The two are vying for two seats on the city bench.
2013 election: Complete coverage
City Court Judge John Elliott, 52, is seeking election to his second term.
Caroline Morrison now serves as deputy bureau chief for the Local Court Bureau in the District Attorney's Office. Morrison, 41, is seeking a seat being vacated by retiring City Court Judge John Schwartz.
Elliott, a former Monroe County assistant public defender, is now handling two specialty courts -- Drug Treatment Court, which Schwartz started in 1995, and the county-level Mental Health Court.
Elliott said he has no trouble with the standard City Court docket of hundreds of misdemeanor crimes, but he feels like he's learning anew in the specialty courts. Both try to direct defendants into treatment.
"It's kind of like being a public defender," Elliott said of the specialty courts. "You do good for these people. I'm in a job now where I'm trying to get people help.
"It's got to be what it's like being a Family Court judge. It's much more emotional. You're much more involved with everybody."
Still, he said, accountability is key, ensuring that defendants do stick by a court-prescribed treatment regimen. Otherwise, jail may be the alternative.
With her experience in the DA's Office, Morrison has seen the law from a different perspective. But, like Elliott, she thinks lives can be rerouted at City Court.
"I see City Court as a place where a judge can make a difference," she said. "Most of the people who come in through City Court are first-time offenders."
As a prosecutor who handled 2,000 cases in town courts and City Court, she knows the alternatives available for defendants, she said. And, she said, that experience helps her know which defendants have a background that would match them with the specialty courts.

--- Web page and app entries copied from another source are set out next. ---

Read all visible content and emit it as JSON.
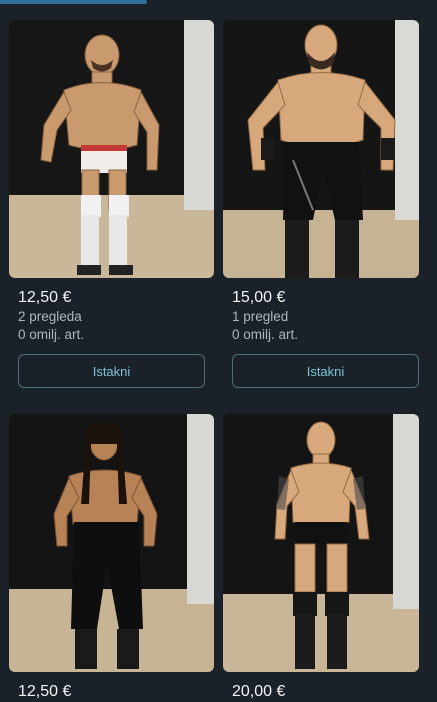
{
  "listings": [
    {
      "price": "12,50 €",
      "views": "2 pregleda",
      "favorites": "0 omilj. art.",
      "button": "Istakni"
    },
    {
      "price": "15,00 €",
      "views": "1 pregled",
      "favorites": "0 omilj. art.",
      "button": "Istakni"
    },
    {
      "price": "12,50 €"
    },
    {
      "price": "20,00 €"
    }
  ],
  "colors": {
    "background": "#1b2128",
    "accent": "#7fc2d2",
    "button_border": "#4d6f78"
  }
}
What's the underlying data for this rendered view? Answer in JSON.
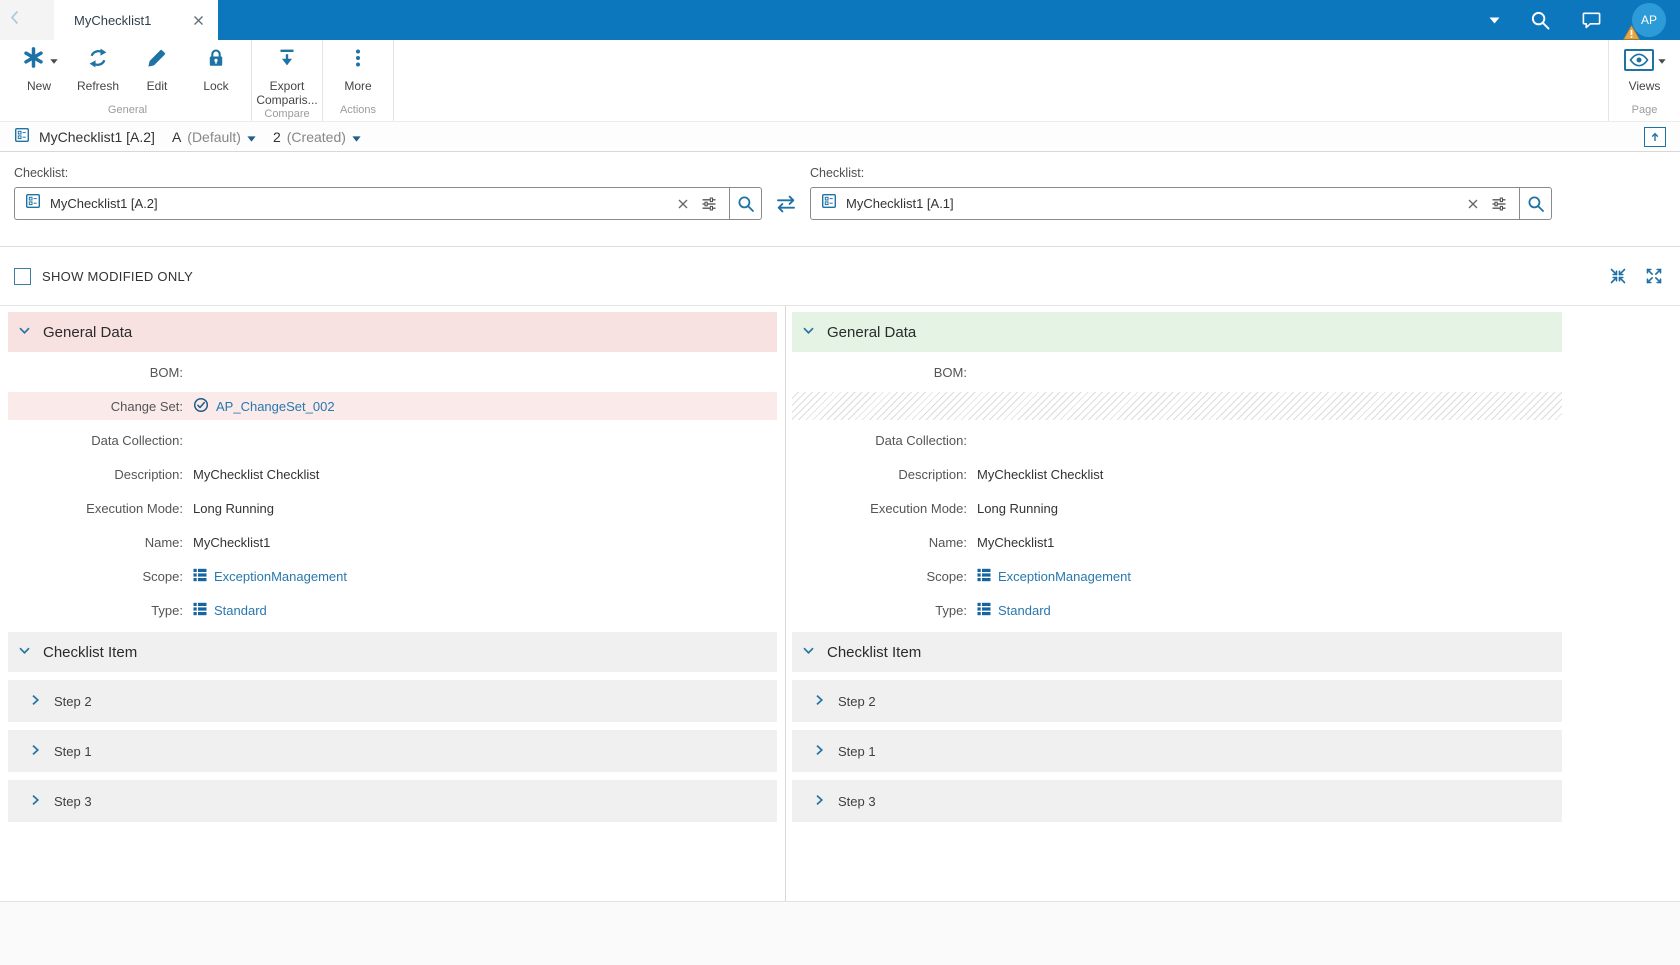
{
  "colors": {
    "brand_blue": "#0d77bd",
    "icon_blue": "#1e72a4",
    "link_blue": "#2878ae",
    "modified_left_bg": "#f8e1e1",
    "modified_right_bg": "#e4f3e4",
    "avatar_blue": "#2d9bd8",
    "warning_orange": "#eda73f"
  },
  "topbar": {
    "tab_title": "MyChecklist1",
    "avatar_initials": "AP"
  },
  "toolbar": {
    "buttons": {
      "new": "New",
      "refresh": "Refresh",
      "edit": "Edit",
      "lock": "Lock",
      "export": "Export Comparis...",
      "more": "More",
      "views": "Views"
    },
    "groups": {
      "general": "General",
      "compare": "Compare",
      "actions": "Actions",
      "page": "Page"
    }
  },
  "breadcrumb": {
    "title": "MyChecklist1 [A.2]",
    "revision": "A",
    "revision_note": "(Default)",
    "version": "2",
    "version_note": "(Created)"
  },
  "compare": {
    "left_label": "Checklist:",
    "left_value": "MyChecklist1 [A.2]",
    "right_label": "Checklist:",
    "right_value": "MyChecklist1 [A.1]",
    "show_modified": "SHOW MODIFIED ONLY"
  },
  "left_panel": {
    "general_header": "General Data",
    "fields": {
      "bom_label": "BOM:",
      "changeset_label": "Change Set:",
      "changeset_value": "AP_ChangeSet_002",
      "datacollection_label": "Data Collection:",
      "description_label": "Description:",
      "description_value": "MyChecklist Checklist",
      "execution_label": "Execution Mode:",
      "execution_value": "Long Running",
      "name_label": "Name:",
      "name_value": "MyChecklist1",
      "scope_label": "Scope:",
      "scope_value": "ExceptionManagement",
      "type_label": "Type:",
      "type_value": "Standard"
    },
    "items_header": "Checklist Item",
    "steps": [
      "Step 2",
      "Step 1",
      "Step 3"
    ]
  },
  "right_panel": {
    "general_header": "General Data",
    "fields": {
      "bom_label": "BOM:",
      "datacollection_label": "Data Collection:",
      "description_label": "Description:",
      "description_value": "MyChecklist Checklist",
      "execution_label": "Execution Mode:",
      "execution_value": "Long Running",
      "name_label": "Name:",
      "name_value": "MyChecklist1",
      "scope_label": "Scope:",
      "scope_value": "ExceptionManagement",
      "type_label": "Type:",
      "type_value": "Standard"
    },
    "items_header": "Checklist Item",
    "steps": [
      "Step 2",
      "Step 1",
      "Step 3"
    ]
  }
}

Morrison moved through the DA's Office, prosecuting serious felonies in recent years and handling administrative duties. Those roles provide her a foundation to juggle the ample caseload in City Court, she said.
In 2011, the legal publication, the Daily Record selected Morrison for its "Up and Coming Attorney" award.